I leaned back on the bed in my tiny, bare cell, suddenly feeling the absence of a harmonica. Again, no music. All the harmonicas probably got melted down years ago and I‘d never been much of a whistler. There was a scraping at the door and a small window slid open. I knew they weren’t going to feed me and it sure wasn’t gonna be a priest. They probably melted them down with the harmonicas and the lawyers.

I looked up at the silent, shadowed eyes staring through the little window. I sat up to take a better look. There was something different about those familiar eyes.

“You came all this way just to make sure I was locked up and neutered?” I asked her.

There was a slight crinkling around the corners of her eyes. I couldn’t be sure, since I couldn’t see her mouth, but I could almost swear she was smiling.

“Wait,” I said, a light bulb flaring up in my head. “You got the box, didn’t you?”

She nodded, then looked about to make sure she wasn’t being watched too closely. Then, she slipped a piece of paper through the window. Our hands touched as I took it from her. Her hand was warm and soft and trembled a bit as she squeezed my fingers. I looked at the scrap of paper and smiled. When I looked back at her, she smiled more and then recomposed herself before she left quietly. She finally understood.  I couldn't see her, but it made her more gorgeous than ever.

I flopped back to the bed and read the note again. On it was printed, “My name is Jane. I’m a woman.” That would have been enough to make me happy, but it also had my appointment time for my next rehabilitation session with her. Amazing the headway you can make with a box of roses and a bunch of seeds. I imagined the coming sessions with Jane would be much more interesting.  We would have a lot of work to do.

If you’ve read this far, your mind isn’t as clouded as the council would like. You might even know someone else you can pass it along to. Just be careful. You don’t want to end up writing one of these yourself.

My name is Logan. I’m a man. I’ll try to hang on to that thought. Maybe I can resist what they’re about to do to me, drowning my radical thoughts and emotions in drugs, or at least recover from it with time. With Jane’s help. Damn! I forgot to tell Jane what the flowers are called. Shakespeare said it didn’t matter, but I always liked the name, especially now that I’ve managed to weaponize roses. I was so busy keeping it secret, I didn’t think to write it down or tell anyone. I'll have to try to hang on to that, too.  People should know the name. Names do matter.

My name is Logan.


  1. That is so good!
    louise3anne twitter

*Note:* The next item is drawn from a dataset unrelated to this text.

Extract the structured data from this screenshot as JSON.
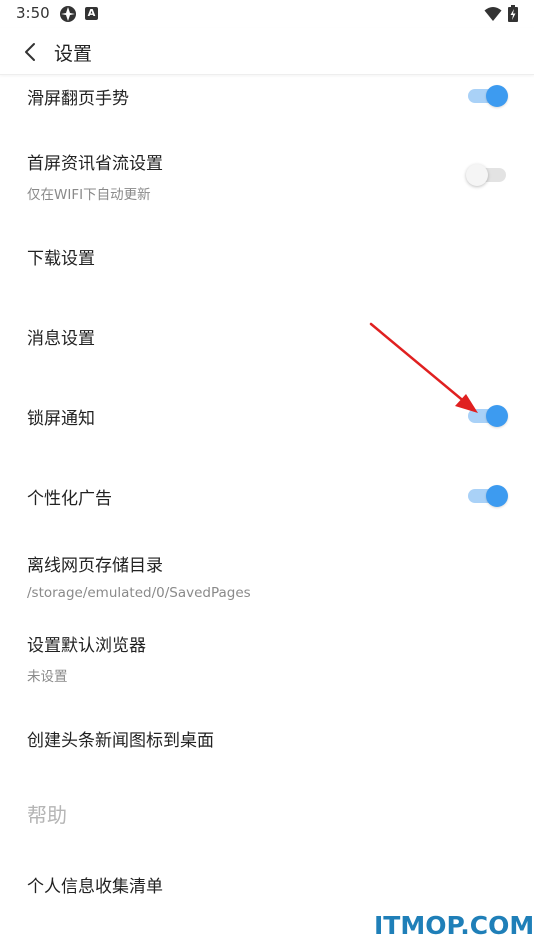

    1. Thanks, Louise. Bringing delight to even a single reader should make any writer happier than a rainbow rose.

  2. This is by far the most amazing piece of yours that I've seen thus far. I was profoundly both saddened and elated...amongst other emotions :P